Individual - Taxes on personal incomeLast reviewed - 12 March 2023
Polish tax residents pay PIT on their worldwide income. Non-residents are subject to Polish PIT on their Polish-sourced income only.
Personal income tax rates
General PIT rules provide for the rates shown in the following table:
|Annual taxable income (PLN)||Tax rate|
|0||120,000||12% of the base less the amount decreasing tax (PLN 3,600)*|
|120,000||PLN 10,800 + 32% excess over PLN 120,000|
* In the case of income up to PLN 120,000, the tax is 12% minus the amount decreasing tax, which is PLN 3,600 (i.e. 12% of PLN 30,000, which is the tax-free amount of income).
The tax-free amount is set at PLN 30,000 and was introduced as of 1 January 2022. This means that taxpayers earning less than PLN 30,000 per year will be exempt from paying tax.
In the case of income exceeding PLN 120,000, the tax is PLN 10,800 + 32% of the excess over PLN 120,000. The decreasing tax amount is already included in the above sum of PLN 10,800.
Taxation of income from business activity
Individuals running business activities (as sole traders or as partners in partnerships) can, instead of being subject to the tax scale, opt for a flat 19% income tax rate, lump-sum tax, or the so-called 'tax card'**, subject to certain conditions.
** Please note that the ‘tax card’ was liquidated as of 1 January 2022 as a method of tax settlement, and only taxpayers who settled in the form of a tax card in 2021 will still be able to use it; however, if they resign from this option, they will not be able to return to the tax card in the following years.
Taxation of capital gains
Capital gains (including dividend and interest income) are taxed at a flat rate of 19%. The tax-free amount does not apply to this income.
Taxation of rental income
Currently, taxpayers can choose the method of taxation of rental income, i.e. taxation with a tax scale or a lump-sum tax on recorded revenues.
As of 2023, the rental income will be taxed only as a lump-sum tax on recorded revenues (8.5% rate for revenues below PLN 100,000 per year and 12.5% on the surplus over PLN 100,000). This means that the total rental income will be taxed without the right to deduct costs of earning income (e.g. maintenance costs, utilities).
Special rules for non-residents
Specified types of income, if gained by non-residents, are subject to special treatment. Namely, they are taxed at a flat rate of 20% calculated on revenue (cost deductions are not allowed) unless a double tax treaty (DTT) between Poland and the individual’s country of residence provides otherwise. These types of earnings include the following:
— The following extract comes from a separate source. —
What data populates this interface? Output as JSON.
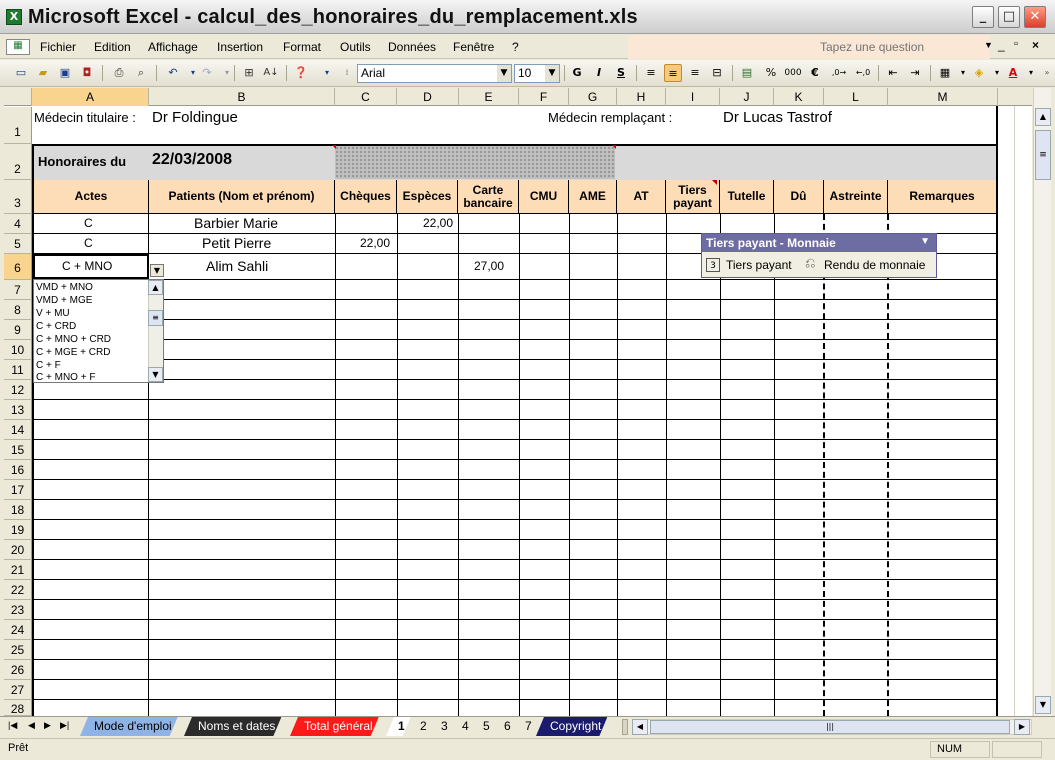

- Revenue from copyrights and other intellectual property (IP), such as trademarks, patents, and designs (including revenue from sale of the rights in question).
- Income from transfer of technology and know-how.
- Remuneration for leasing industrial, commercial, or scientific equipment.
- Income from independent work in the fields of art, literature, science, education, journalism, and sport (including income from participation in artistic, scientific, and cultural competitions).
- Income from work commissioned by national or local authorities or administrative bodies, courts, prosecutors.
- Income received as fees for membership in boards of directors, supervisory boards, committees, and other decision-making bodies of legal entities.
- Income from rendering personal services based on the agreement with a natural person or other entity as long as these services are not rendered within the scope of independent business activity (i.e. they are not offered to the public).
- Income received from activities performed personally under management or similar contracts.
As of 1 January 2019, individuals who derive in a tax year income exceeding PLN 1 million are required to pay solidarity tax at the rate of 4% on the excess of this amount. An obligation of submitting a separate tax declaration by 30 April of the following tax year will also apply.